Figure. No caption available.
They said, “Put him in an institution. He's going to die anyway. Or he'll be retarded. You're young, you can have more children. Just forget about him.” This was the advice my mother's older sisters gave her when I was born with spina bifida. It was 1949. Spina bifida treatment was primitive compared to what modern surgery and care can provide today.

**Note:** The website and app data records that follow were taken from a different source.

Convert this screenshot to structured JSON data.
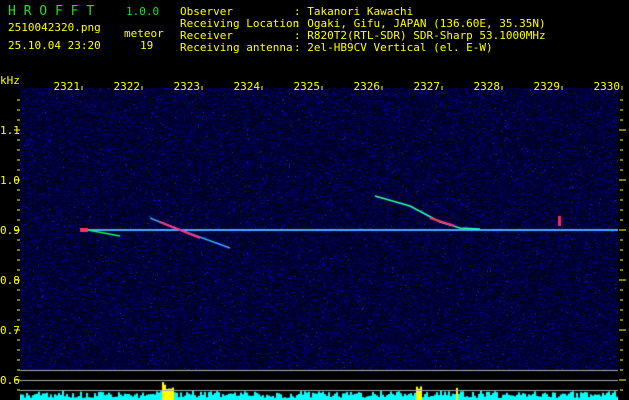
{
  "app": {
    "name": "H R O F F T",
    "version": "1.0.0"
  },
  "file": {
    "name": "2510042320.png",
    "datetime": "25.10.04 23:20"
  },
  "meteor": {
    "label": "meteor",
    "count": "19"
  },
  "info": [
    {
      "label": "Observer",
      "value": ": Takanori Kawachi"
    },
    {
      "label": "Receiving Location",
      "value": ": Ogaki, Gifu, JAPAN (136.60E, 35.35N)"
    },
    {
      "label": "Receiver",
      "value": ": R820T2(RTL-SDR) SDR-Sharp 53.1000MHz"
    },
    {
      "label": "Receiving antenna",
      "value": ": 2el-HB9CV Vertical (el. E-W)"
    }
  ],
  "axis": {
    "unit": "kHz",
    "x_ticks": [
      "2321",
      "2322",
      "2323",
      "2324",
      "2325",
      "2326",
      "2327",
      "2328",
      "2329",
      "2330"
    ],
    "y_ticks": [
      "1.1",
      "1.0",
      "0.9",
      "0.8",
      "0.7",
      "0.6"
    ]
  },
  "colors": {
    "text": "#ffff00",
    "title": "#22dd22",
    "noise": "#1a1a8c",
    "carrier": "#44aaff",
    "hist_base": "#00ffff",
    "hist_meteor": "#ffff00",
    "guide": "#aaaaaa"
  }
}
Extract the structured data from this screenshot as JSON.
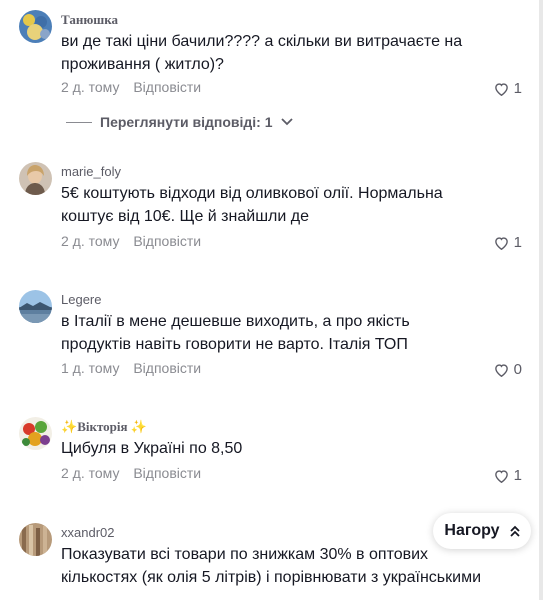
{
  "comments": [
    {
      "username": "Танюшка",
      "text": "ви де такі ціни бачили???? а скільки ви витрачаєте на проживання ( житло)?",
      "time": "2 д. тому",
      "reply": "Відповісти",
      "likes": "1"
    },
    {
      "username": "marie_foly",
      "text": "5€ коштують відходи від оливкової олії. Нормальна коштує від 10€. Ще й знайшли де",
      "time": "2 д. тому",
      "reply": "Відповісти",
      "likes": "1"
    },
    {
      "username": "Legere",
      "text": "в Італії в мене дешевше виходить, а про якість продуктів навіть говорити не варто. Італія ТОП",
      "time": "1 д. тому",
      "reply": "Відповісти",
      "likes": "0"
    },
    {
      "username": "Вікторія",
      "username_prefix": "✨",
      "username_suffix": "✨",
      "text": "Цибуля в Україні по 8,50",
      "time": "2 д. тому",
      "reply": "Відповісти",
      "likes": "1"
    },
    {
      "username": "xxandr02",
      "text": "Показувати всі товари по знижкам 30% в оптових кількостях (як олія 5 літрів) і порівнювати з українськими",
      "time": "",
      "reply": "",
      "likes": ""
    }
  ],
  "view_replies": "Переглянути відповіді: 1",
  "top_button": {
    "label": "Нагору",
    "icon": "double-chevron-up-icon"
  },
  "colors": {
    "text": "#161823",
    "muted": "#8a8b91",
    "username": "#5c5c66"
  }
}
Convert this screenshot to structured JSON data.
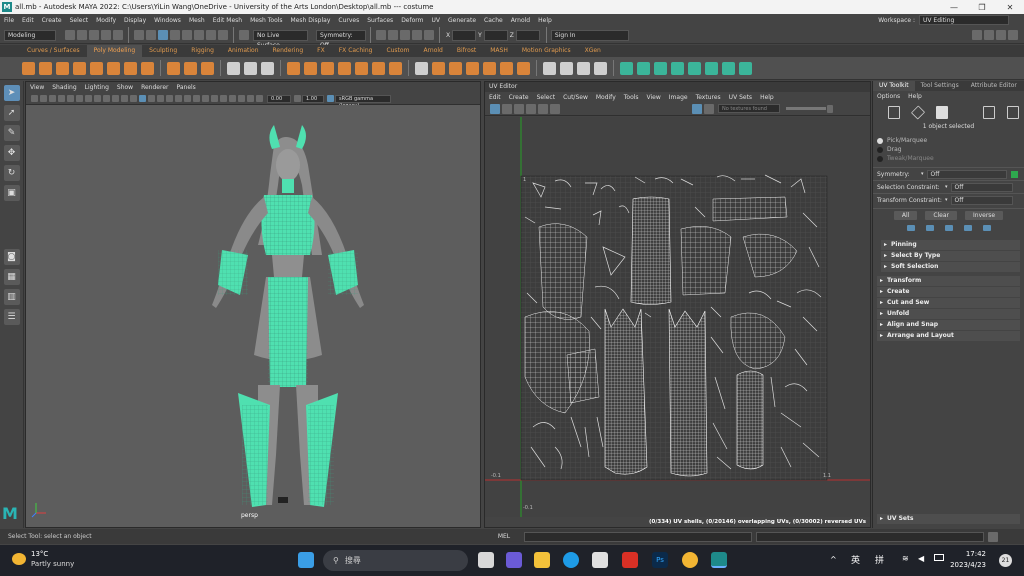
{
  "title_bar": {
    "logo": "M",
    "text": "all.mb - Autodesk MAYA 2022: C:\\Users\\YiLin Wang\\OneDrive - University of the Arts London\\Desktop\\all.mb   ---   costume",
    "minimize": "—",
    "maximize": "❐",
    "close": "✕"
  },
  "menu_bar": {
    "items": [
      "File",
      "Edit",
      "Create",
      "Select",
      "Modify",
      "Display",
      "Windows",
      "Mesh",
      "Edit Mesh",
      "Mesh Tools",
      "Mesh Display",
      "Curves",
      "Surfaces",
      "Deform",
      "UV",
      "Generate",
      "Cache",
      "Arnold",
      "Help"
    ],
    "workspace_label": "Workspace :",
    "workspace_value": "UV Editing"
  },
  "status_line": {
    "mode": "Modeling",
    "live_surface": "No Live Surface",
    "symmetry": "Symmetry: Off",
    "x_label": "X",
    "y_label": "Y",
    "z_label": "Z",
    "sign_in": "Sign In"
  },
  "shelf_tabs": [
    "Curves / Surfaces",
    "Poly Modeling",
    "Sculpting",
    "Rigging",
    "Animation",
    "Rendering",
    "FX",
    "FX Caching",
    "Custom",
    "Arnold",
    "Bifrost",
    "MASH",
    "Motion Graphics",
    "XGen"
  ],
  "shelf_active": "Poly Modeling",
  "viewport": {
    "menu": [
      "View",
      "Shading",
      "Lighting",
      "Show",
      "Renderer",
      "Panels"
    ],
    "field_a": "0.00",
    "field_b": "1.00",
    "colorspace": "sRGB gamma (legacy)",
    "camera_label": "persp"
  },
  "uv_editor": {
    "title": "UV Editor",
    "menu": [
      "Edit",
      "Create",
      "Select",
      "Cut/Sew",
      "Modify",
      "Tools",
      "View",
      "Image",
      "Textures",
      "UV Sets",
      "Help"
    ],
    "texture": "No textures found",
    "tick_top": "1",
    "tick_left": "0",
    "tick_right": "1.1",
    "tick_bottom_left": "-0.1",
    "tick_bottom": "-0.1",
    "status": "(0/334) UV shells, (0/20146) overlapping UVs, (0/30002) reversed UVs"
  },
  "uv_toolkit": {
    "tabs": [
      "UV Toolkit",
      "Tool Settings",
      "Attribute Editor"
    ],
    "menu": [
      "Options",
      "Help"
    ],
    "selected_info": "1 object selected",
    "modes": [
      "Pick/Marquee",
      "Drag",
      "Tweak/Marquee"
    ],
    "symmetry_label": "Symmetry:",
    "symmetry_value": "Off",
    "selection_constraint_label": "Selection Constraint:",
    "selection_constraint_value": "Off",
    "transform_constraint_label": "Transform Constraint:",
    "transform_constraint_value": "Off",
    "buttons": [
      "All",
      "Clear",
      "Inverse"
    ],
    "sub_sections": [
      "Pinning",
      "Select By Type",
      "Soft Selection"
    ],
    "sections": [
      "Transform",
      "Create",
      "Cut and Sew",
      "Unfold",
      "Align and Snap",
      "Arrange and Layout"
    ],
    "footer_section": "UV Sets"
  },
  "help_line": "Select Tool: select an object",
  "command_line": {
    "label": "MEL"
  },
  "taskbar": {
    "temperature": "13°C",
    "weather": "Partly sunny",
    "search": "搜尋",
    "lang1": "英",
    "lang2": "拼",
    "time": "17:42",
    "date": "2023/4/23",
    "notif": "21"
  },
  "colors": {
    "wire": "#4fe0b0",
    "uv_wire": "#e8e8e8",
    "accent": "#d9843a"
  }
}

I was born with a meningocele, the rarest form of spina bifida. My parents were factory workers in a small Pennsylvania town. I was a deeply troubling complication for my family. Considering all the factors surrounding my birth, my social and medical prognoses were fairly grim. At the time, my oldest aunts worked in a state institution. Although neither was medically trained, they had seen the harsh reality of birth defects. Their advice was based on their experience and surely grew out of loving concern for their baby sister. It was powerful counsel: my mother was the youngest of nine children, and, as was typical at that time, the eldest siblings often cared for, even acted as surrogate mothers for, the younger children. For that time, their advice was not to be quickly or lightly dismissed.

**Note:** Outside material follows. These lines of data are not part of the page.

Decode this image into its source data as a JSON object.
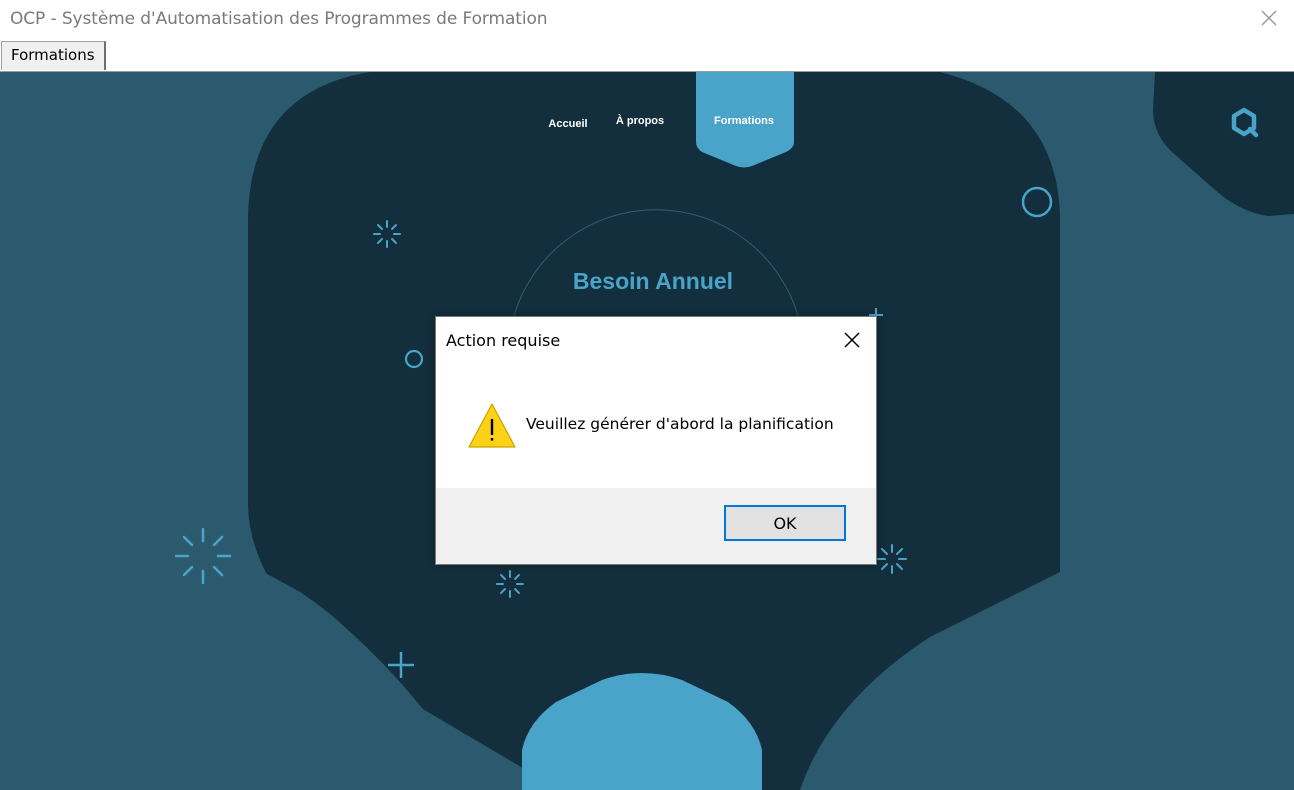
{
  "window": {
    "title": "OCP - Système d'Automatisation des Programmes de Formation"
  },
  "tabs": [
    {
      "label": "Formations"
    }
  ],
  "nav": {
    "home": "Accueil",
    "about": "À propos",
    "active": "Formations"
  },
  "main": {
    "heading": "Besoin Annuel"
  },
  "dialog": {
    "title": "Action requise",
    "message": "Veuillez générer d'abord la planification",
    "ok_label": "OK"
  },
  "colors": {
    "background_mid": "#2b5a6f",
    "background_dark": "#132e3c",
    "accent": "#4aa3c9",
    "focus": "#0078d7"
  },
  "icons": [
    "close-icon",
    "search-icon",
    "warning-icon"
  ]
}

I do not know how my mother—who passed away years ago—came to fight “common sense” and choose to take care of me at home, no matter what.
Reportedly, I didn't walk until I was 33 months old. I never developed hydrocephalus, as many children with spina bifida do. In elementary school, I had bouts of bowel incontinence. In time, it became clear that my right leg and foot suffered sensation impairment, which led to numerous childhood injuries. Both my feet ended in “hammer toes.” By my late teens, I was diagnosed with bladder problems as the result of spina bifida and had to regularly consult with a urologist. By my early thirties, I was using a catheter to drain urine from my own bladder.

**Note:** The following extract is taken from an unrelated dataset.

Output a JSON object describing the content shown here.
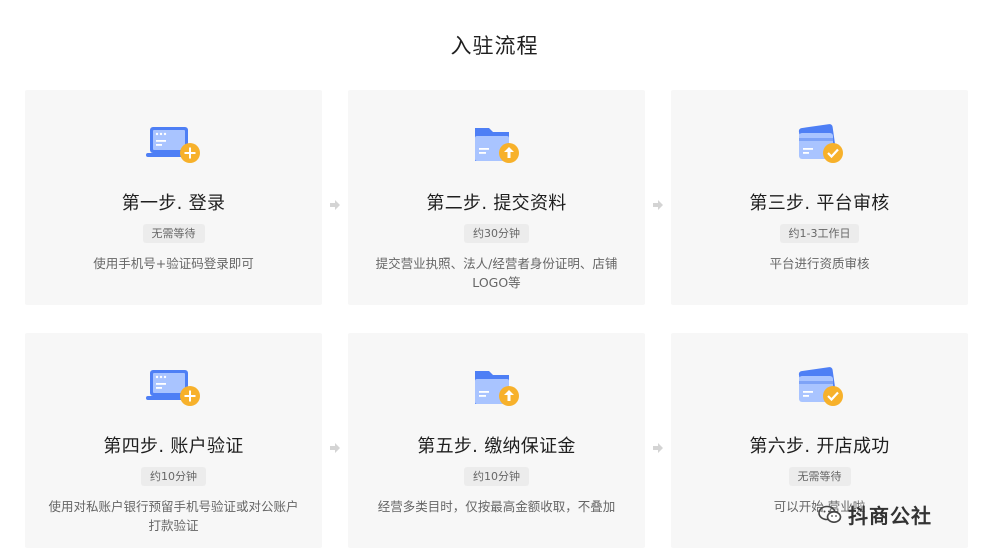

My symptoms have progressed over time because of spinal cord tethering, a symptom of spina bifida that limits movement of the spinal cord within the spinal column. I can walk, but my legs have some functional weakness and consequently my balance is poor; I use a cane when I am tired or need to move around for extended periods of time. I cope with chronic back pain. As a young adult, I spent too much of my life trying to be “normal.” It isn't usually apparent that there's anything significantly wrong with me. I can walk, and those bodily functions that need special attention are invisible to the general public.
My mother always told me that I had to go to college because I couldn't do manual labor. Being nudged into college, I gravitated into science teaching and later nursing; both reflected my interest in the human body. I taught high school science for 30 years. I fathered two healthy children and eventually became a registered nurse. In 2001, I retired from teaching and nursing. In 2004, I resumed teaching as a faculty member in biological sciences at Kent State University at Ashtabula, OH.
I've done okay, but only because I wasn't institutionalized as an infant. Additionally, although my family imposed certain restrictions on my childhood behavior, they never treated me as a victim. My life serves as a testament to the power of one person's truly unconditional love, uncommon bravery, and optimistic trust. I wish my mother were still alive today to see the ongoing outcome of her especially imperfect baby.
Happy Mother's Day, Mom!
Thanks for everything. Really, I mean everything.